A new tool was recently developed to help caregivers understand the severity of leaving children alone in hot cars. Dominik Czernia, a Ph.D. student at the Institute of Nuclear Physics in Cracow and Lukasz Bialek, MD created The Hot Car Calculator as part of their Omni Calculator Project. Czernia says, “My goal is to help parents understand how risky it is to leave their child unattended in a hot car even for a few minutes.” Czernia and Bialek find it very important to make parents aware that their vehicles can “become a death trap in the blink of an eye.”
Heatstroke causes an average of 38 deaths per year. 2018 was the deadliest year yet, with 53 children dying from heatstroke. Czernia says, “At 70°, even on a cloudy day in a light-colored car, it only takes 45 minutes for a child’s body temperature to reach 100.4°, causing hyperthermia, sweating, and thirst. In a darkly colored car, things move even faster.”
What Does the Hot Car Calculator Do?
The Hot Car Calculator serves as an educational warning tool for parents and caregivers.
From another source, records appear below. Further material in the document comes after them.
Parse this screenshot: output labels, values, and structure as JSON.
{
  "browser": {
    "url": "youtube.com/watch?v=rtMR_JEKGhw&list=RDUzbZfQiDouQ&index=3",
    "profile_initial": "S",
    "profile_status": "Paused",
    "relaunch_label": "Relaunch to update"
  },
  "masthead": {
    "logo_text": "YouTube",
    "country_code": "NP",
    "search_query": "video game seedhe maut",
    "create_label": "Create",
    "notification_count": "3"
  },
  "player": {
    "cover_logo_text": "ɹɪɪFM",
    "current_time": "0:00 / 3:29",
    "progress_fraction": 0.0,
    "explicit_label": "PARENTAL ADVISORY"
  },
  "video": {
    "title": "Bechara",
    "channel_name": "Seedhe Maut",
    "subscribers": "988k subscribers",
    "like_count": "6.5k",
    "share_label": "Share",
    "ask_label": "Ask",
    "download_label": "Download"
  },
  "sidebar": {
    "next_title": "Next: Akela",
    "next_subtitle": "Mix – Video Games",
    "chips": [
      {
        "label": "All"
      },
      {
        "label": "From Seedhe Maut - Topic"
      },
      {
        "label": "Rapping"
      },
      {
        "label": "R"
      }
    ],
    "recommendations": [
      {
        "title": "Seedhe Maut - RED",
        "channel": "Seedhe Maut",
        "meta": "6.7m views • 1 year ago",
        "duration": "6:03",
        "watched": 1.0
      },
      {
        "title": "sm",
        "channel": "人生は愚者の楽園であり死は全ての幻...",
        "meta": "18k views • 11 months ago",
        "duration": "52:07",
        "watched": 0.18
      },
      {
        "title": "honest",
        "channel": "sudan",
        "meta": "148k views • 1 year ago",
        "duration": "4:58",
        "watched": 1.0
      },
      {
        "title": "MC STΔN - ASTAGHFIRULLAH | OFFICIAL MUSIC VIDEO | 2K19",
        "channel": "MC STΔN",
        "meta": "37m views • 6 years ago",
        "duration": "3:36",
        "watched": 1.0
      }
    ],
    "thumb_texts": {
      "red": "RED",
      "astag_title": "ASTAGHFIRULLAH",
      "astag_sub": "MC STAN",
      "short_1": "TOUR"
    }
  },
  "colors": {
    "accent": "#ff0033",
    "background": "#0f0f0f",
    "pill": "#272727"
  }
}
It shows the dangers of leaving children alone in hot cars by updating a car’s rising temperature minute-by-minute.
A graph with two interactive curves represents the calculator's results. The blue curve shows how quickly the air temperature inside of a car changes. The yellow/red curve shows the body temperature of a two-year-old boy over time. The graph also highlights when a car’s internal temperature becomes dangerous and life-threatening to children.
Fill out each category of the calculator, including:
Calculations based on (cloud cover, solar radiation)
Cloud sky coverage (0%-100%)
Car color (light, dark)
Windows (Closed, partly open)
You can change the settings each time you fill out the calculator to see the difference between a sunny/cloudy day, and a light/dark colored vehicle. No matter your results, you should never leave a child alone in a car, not even for a minute.
I filled out the hot car calculator using typical temperatures and cloud ratios during the summer. My results were staggering. For an 80° day with scattered clouds in a dark-colored car, the air temperature in my car could reach as much as 147°.
Within 40 minutes, a child’s body temperature will reach 102.2°, which leads to severe sweating, flushed, increased heart rate, and children with epilepsy may begin convulsing. At 110 minutes, a child’s body temperature reaches 105.8°, and children experience severe headache, dizziness, confusion, hallucinations, delirium, and it becomes a medical emergency.
Why Does My Car Get So Hot?
Czernia says, “It is because of the greenhouse effect occurring inside the vehicle. Car windows are transparent to light radiation and they prevent thermal radiation from leaving a locked car.” He says that solar radiation then makes its way through a car and heats the interior dashboard, seats, and the floor. These heated elements then emit thermal radiation, but the closed windows do not allow this radiation to escape the vehicle. Czernia says, “This trapped heat radiation causes the cabin temperature to increase dramatically. Cars turn into hot ovens.”
What to Do If You See a Child in a Hot Car
You should always call 9-1-1 immediately, and then assess whether the child is conscious or not. Many states have good Samaritan laws, which allow bystanders to break open car windows to rescue trapped children and animals. Animals are just as at-risk for heatstroke-related illness and death as children. Never leave a child or pet alone in a car.
Dziękuję bardzo (thank you very much) to our friends in Poland for their work on this important issue!
The Institute for Childhood Preparedness has partnered with KidsandCars.org to prevent heatstroke deaths. We work hard to educate the public and keep childcare centers safe and secure. Find out if your childcare facility has a check-in policy, where the facility will call you if your child does not show up to childcare that day. It could be the difference between life and death. To have us perform a site assessment or to schedule an emergency preparedness, response, and recovery training, contact us today.